Reproduce every line below exactly as written; do not include the images.
*** Block opens ***
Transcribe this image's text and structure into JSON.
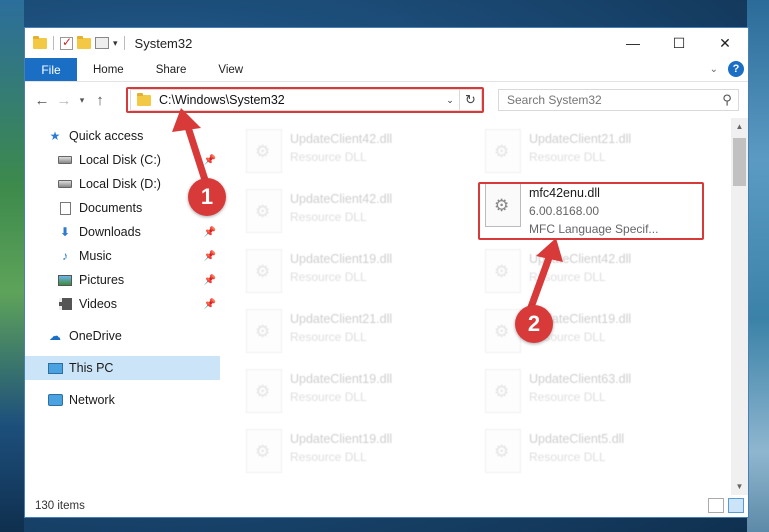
{
  "window": {
    "title": "System32",
    "controls": {
      "minimize": "—",
      "maximize": "☐",
      "close": "✕"
    }
  },
  "ribbon": {
    "file": "File",
    "tabs": [
      "Home",
      "Share",
      "View"
    ],
    "help": "?"
  },
  "address": {
    "path": "C:\\Windows\\System32"
  },
  "search": {
    "placeholder": "Search System32"
  },
  "sidebar": {
    "quick_access": "Quick access",
    "items": [
      {
        "label": "Local Disk (C:)",
        "icon": "drive-icon"
      },
      {
        "label": "Local Disk (D:)",
        "icon": "drive-icon"
      },
      {
        "label": "Documents",
        "icon": "document-icon"
      },
      {
        "label": "Downloads",
        "icon": "download-icon"
      },
      {
        "label": "Music",
        "icon": "music-icon"
      },
      {
        "label": "Pictures",
        "icon": "picture-icon"
      },
      {
        "label": "Videos",
        "icon": "video-icon"
      }
    ],
    "onedrive": "OneDrive",
    "this_pc": "This PC",
    "network": "Network"
  },
  "files": {
    "faded": [
      {
        "name": "UpdateClient42.dll",
        "sub": "Resource DLL"
      },
      {
        "name": "UpdateClient21.dll",
        "sub": "Resource DLL"
      },
      {
        "name": "UpdateClient42.dll",
        "sub": "Resource DLL"
      },
      {
        "name": "UpdateClient19.dll",
        "sub": "Resource DLL"
      },
      {
        "name": "UpdateClient42.dll",
        "sub": "Resource DLL"
      },
      {
        "name": "UpdateClient21.dll",
        "sub": "Resource DLL"
      },
      {
        "name": "UpdateClient19.dll",
        "sub": "Resource DLL"
      },
      {
        "name": "UpdateClient19.dll",
        "sub": "Resource DLL"
      },
      {
        "name": "UpdateClient63.dll",
        "sub": "Resource DLL"
      },
      {
        "name": "UpdateClient19.dll",
        "sub": "Resource DLL"
      },
      {
        "name": "UpdateClient5.dll",
        "sub": "Resource DLL"
      }
    ],
    "highlight": {
      "name": "mfc42enu.dll",
      "version": "6.00.8168.00",
      "description": "MFC Language Specif..."
    }
  },
  "status": {
    "item_count": "130 items"
  },
  "callouts": {
    "one": "1",
    "two": "2",
    "color": "#d83a3a"
  }
}
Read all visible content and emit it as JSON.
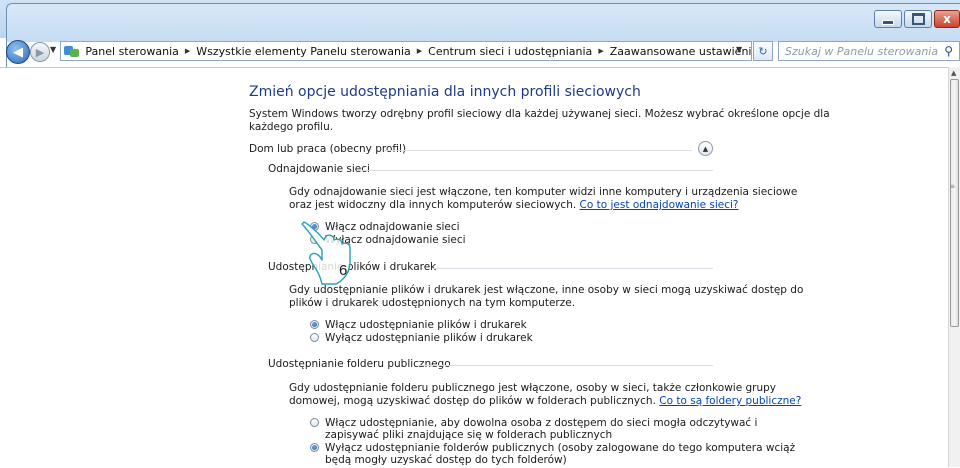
{
  "window": {
    "close_glyph": "x"
  },
  "address": {
    "crumbs": [
      "Panel sterowania",
      "Wszystkie elementy Panelu sterowania",
      "Centrum sieci i udostępniania",
      "Zaawansowane ustawienia udostępniania"
    ],
    "search_placeholder": "Szukaj w Panelu sterowania"
  },
  "page": {
    "heading": "Zmień opcje udostępniania dla innych profili sieciowych",
    "intro_line1": "System Windows tworzy odrębny profil sieciowy dla każdej używanej sieci. Możesz wybrać określone opcje dla",
    "intro_line2": "każdego profilu.",
    "profile_label": "Dom lub praca (obecny profil)"
  },
  "sections": {
    "discovery": {
      "title": "Odnajdowanie sieci",
      "desc1": "Gdy odnajdowanie sieci jest włączone, ten komputer widzi inne komputery i urządzenia sieciowe",
      "desc2": "oraz jest widoczny dla innych komputerów sieciowych.",
      "link": "Co to jest odnajdowanie sieci?",
      "opt_on": "Włącz odnajdowanie sieci",
      "opt_off": "Wyłącz odnajdowanie sieci"
    },
    "printers": {
      "title": "Udostępnianie plików i drukarek",
      "desc1": "Gdy udostępnianie plików i drukarek jest włączone, inne osoby w sieci mogą uzyskiwać dostęp do",
      "desc2": "plików i drukarek udostępnionych na tym komputerze.",
      "opt_on": "Włącz udostępnianie plików i drukarek",
      "opt_off": "Wyłącz udostępnianie plików i drukarek"
    },
    "public": {
      "title": "Udostępnianie folderu publicznego",
      "desc1": "Gdy udostępnianie folderu publicznego jest włączone, osoby w sieci, także członkowie grupy",
      "desc2": "domowej, mogą uzyskiwać dostęp do plików w folderach publicznych.",
      "link": "Co to są foldery publiczne?",
      "opt_on_line1": "Włącz udostępnianie, aby dowolna osoba z dostępem do sieci mogła odczytywać i",
      "opt_on_line2": "zapisywać pliki znajdujące się w folderach publicznych",
      "opt_off_line1": "Wyłącz udostępnianie folderów publicznych (osoby zalogowane do tego komputera wciąż",
      "opt_off_line2": "będą mogły uzyskać dostęp do tych folderów)"
    }
  },
  "callout": {
    "number": "6"
  }
}
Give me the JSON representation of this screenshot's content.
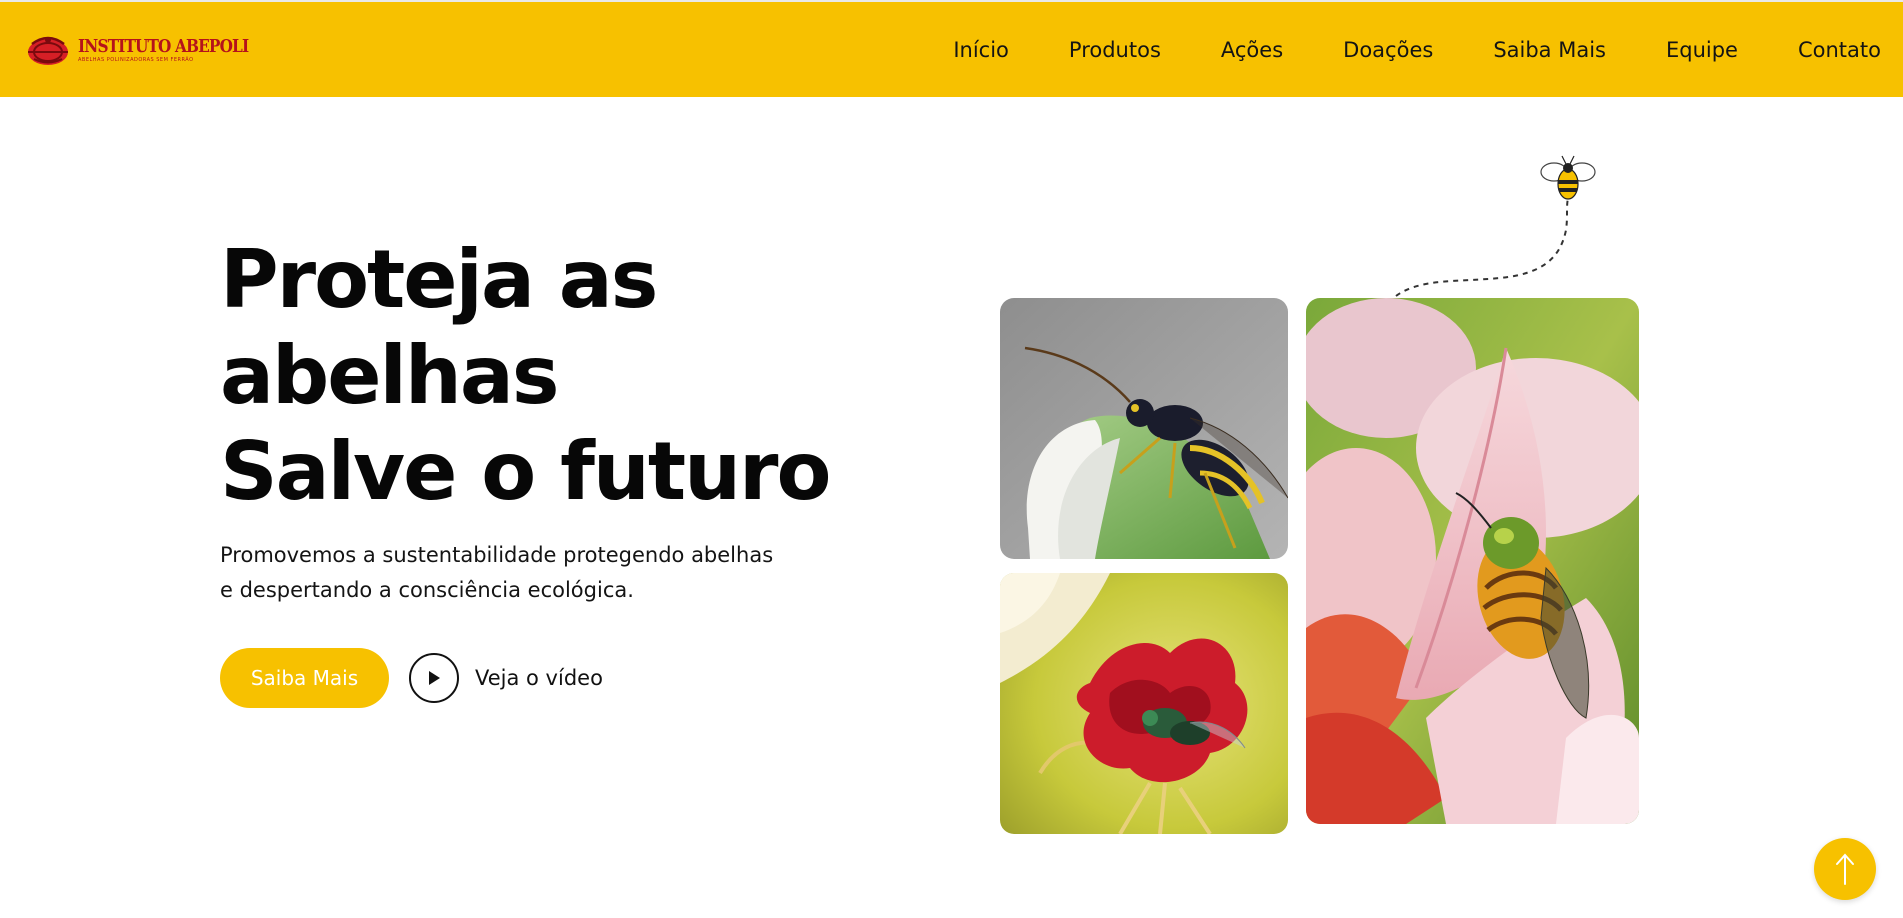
{
  "header": {
    "logo": {
      "title": "INSTITUTO ABEPOLI",
      "subtitle": "ABELHAS POLINIZADORAS SEM FERRÃO",
      "icon": "bee-logo-icon"
    },
    "nav": [
      {
        "label": "Início"
      },
      {
        "label": "Produtos"
      },
      {
        "label": "Ações"
      },
      {
        "label": "Doações"
      },
      {
        "label": "Saiba Mais"
      },
      {
        "label": "Equipe"
      },
      {
        "label": "Contato"
      }
    ]
  },
  "hero": {
    "title_lines": [
      "Proteja as",
      "abelhas",
      "Salve o futuro"
    ],
    "subtitle_lines": [
      "Promovemos a sustentabilidade protegendo abelhas",
      "e despertando a consciência ecológica."
    ],
    "cta_label": "Saiba Mais",
    "video_label": "Veja o vídeo"
  },
  "gallery": {
    "icons": [
      "flying-bee-icon",
      "play-icon",
      "arrow-up-icon"
    ]
  },
  "colors": {
    "brand_yellow": "#f7c100",
    "logo_red": "#b5121b",
    "text": "#0d0d0d"
  }
}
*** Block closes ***
* **Task answer**
Transcribe this image's text and structure into JSON.
{
  "window": {
    "title": "System32",
    "controls": {
      "minimize": "—",
      "maximize": "☐",
      "close": "✕"
    }
  },
  "ribbon": {
    "file": "File",
    "tabs": [
      "Home",
      "Share",
      "View"
    ],
    "help": "?"
  },
  "address": {
    "path": "C:\\Windows\\System32"
  },
  "search": {
    "placeholder": "Search System32"
  },
  "sidebar": {
    "quick_access": "Quick access",
    "items": [
      {
        "label": "Local Disk (C:)",
        "icon": "drive-icon"
      },
      {
        "label": "Local Disk (D:)",
        "icon": "drive-icon"
      },
      {
        "label": "Documents",
        "icon": "document-icon"
      },
      {
        "label": "Downloads",
        "icon": "download-icon"
      },
      {
        "label": "Music",
        "icon": "music-icon"
      },
      {
        "label": "Pictures",
        "icon": "picture-icon"
      },
      {
        "label": "Videos",
        "icon": "video-icon"
      }
    ],
    "onedrive": "OneDrive",
    "this_pc": "This PC",
    "network": "Network"
  },
  "files": {
    "faded": [
      {
        "name": "UpdateClient42.dll",
        "sub": "Resource DLL"
      },
      {
        "name": "UpdateClient21.dll",
        "sub": "Resource DLL"
      },
      {
        "name": "UpdateClient42.dll",
        "sub": "Resource DLL"
      },
      {
        "name": "UpdateClient19.dll",
        "sub": "Resource DLL"
      },
      {
        "name": "UpdateClient42.dll",
        "sub": "Resource DLL"
      },
      {
        "name": "UpdateClient21.dll",
        "sub": "Resource DLL"
      },
      {
        "name": "UpdateClient19.dll",
        "sub": "Resource DLL"
      },
      {
        "name": "UpdateClient19.dll",
        "sub": "Resource DLL"
      },
      {
        "name": "UpdateClient63.dll",
        "sub": "Resource DLL"
      },
      {
        "name": "UpdateClient19.dll",
        "sub": "Resource DLL"
      },
      {
        "name": "UpdateClient5.dll",
        "sub": "Resource DLL"
      }
    ],
    "highlight": {
      "name": "mfc42enu.dll",
      "version": "6.00.8168.00",
      "description": "MFC Language Specif..."
    }
  },
  "status": {
    "item_count": "130 items"
  },
  "callouts": {
    "one": "1",
    "two": "2",
    "color": "#d83a3a"
  }
}
Read all visible content and emit it as JSON.
{
  "window": {
    "close_glyph": "x"
  },
  "address": {
    "crumbs": [
      "Panel sterowania",
      "Wszystkie elementy Panelu sterowania",
      "Centrum sieci i udostępniania",
      "Zaawansowane ustawienia udostępniania"
    ],
    "search_placeholder": "Szukaj w Panelu sterowania"
  },
  "page": {
    "heading": "Zmień opcje udostępniania dla innych profili sieciowych",
    "intro_line1": "System Windows tworzy odrębny profil sieciowy dla każdej używanej sieci. Możesz wybrać określone opcje dla",
    "intro_line2": "każdego profilu.",
    "profile_label": "Dom lub praca (obecny profil)"
  },
  "sections": {
    "discovery": {
      "title": "Odnajdowanie sieci",
      "desc1": "Gdy odnajdowanie sieci jest włączone, ten komputer widzi inne komputery i urządzenia sieciowe",
      "desc2": "oraz jest widoczny dla innych komputerów sieciowych.",
      "link": "Co to jest odnajdowanie sieci?",
      "opt_on": "Włącz odnajdowanie sieci",
      "opt_off": "Wyłącz odnajdowanie sieci"
    },
    "printers": {
      "title": "Udostępnianie plików i drukarek",
      "desc1": "Gdy udostępnianie plików i drukarek jest włączone, inne osoby w sieci mogą uzyskiwać dostęp do",
      "desc2": "plików i drukarek udostępnionych na tym komputerze.",
      "opt_on": "Włącz udostępnianie plików i drukarek",
      "opt_off": "Wyłącz udostępnianie plików i drukarek"
    },
    "public": {
      "title": "Udostępnianie folderu publicznego",
      "desc1": "Gdy udostępnianie folderu publicznego jest włączone, osoby w sieci, także członkowie grupy",
      "desc2": "domowej, mogą uzyskiwać dostęp do plików w folderach publicznych.",
      "link": "Co to są foldery publiczne?",
      "opt_on_line1": "Włącz udostępnianie, aby dowolna osoba z dostępem do sieci mogła odczytywać i",
      "opt_on_line2": "zapisywać pliki znajdujące się w folderach publicznych",
      "opt_off_line1": "Wyłącz udostępnianie folderów publicznych (osoby zalogowane do tego komputera wciąż",
      "opt_off_line2": "będą mogły uzyskać dostęp do tych folderów)"
    }
  },
  "callout": {
    "number": "6"
  }
}
Give me the JSON representation of this screenshot's content.
{
  "header": {
    "logo": {
      "title": "INSTITUTO ABEPOLI",
      "subtitle": "ABELHAS POLINIZADORAS SEM FERRÃO",
      "icon": "bee-logo-icon"
    },
    "nav": [
      {
        "label": "Início"
      },
      {
        "label": "Produtos"
      },
      {
        "label": "Ações"
      },
      {
        "label": "Doações"
      },
      {
        "label": "Saiba Mais"
      },
      {
        "label": "Equipe"
      },
      {
        "label": "Contato"
      }
    ]
  },
  "hero": {
    "title_lines": [
      "Proteja as",
      "abelhas",
      "Salve o futuro"
    ],
    "subtitle_lines": [
      "Promovemos a sustentabilidade protegendo abelhas",
      "e despertando a consciência ecológica."
    ],
    "cta_label": "Saiba Mais",
    "video_label": "Veja o vídeo"
  },
  "gallery": {
    "icons": [
      "flying-bee-icon",
      "play-icon",
      "arrow-up-icon"
    ]
  },
  "colors": {
    "brand_yellow": "#f7c100",
    "logo_red": "#b5121b",
    "text": "#0d0d0d"
  }
}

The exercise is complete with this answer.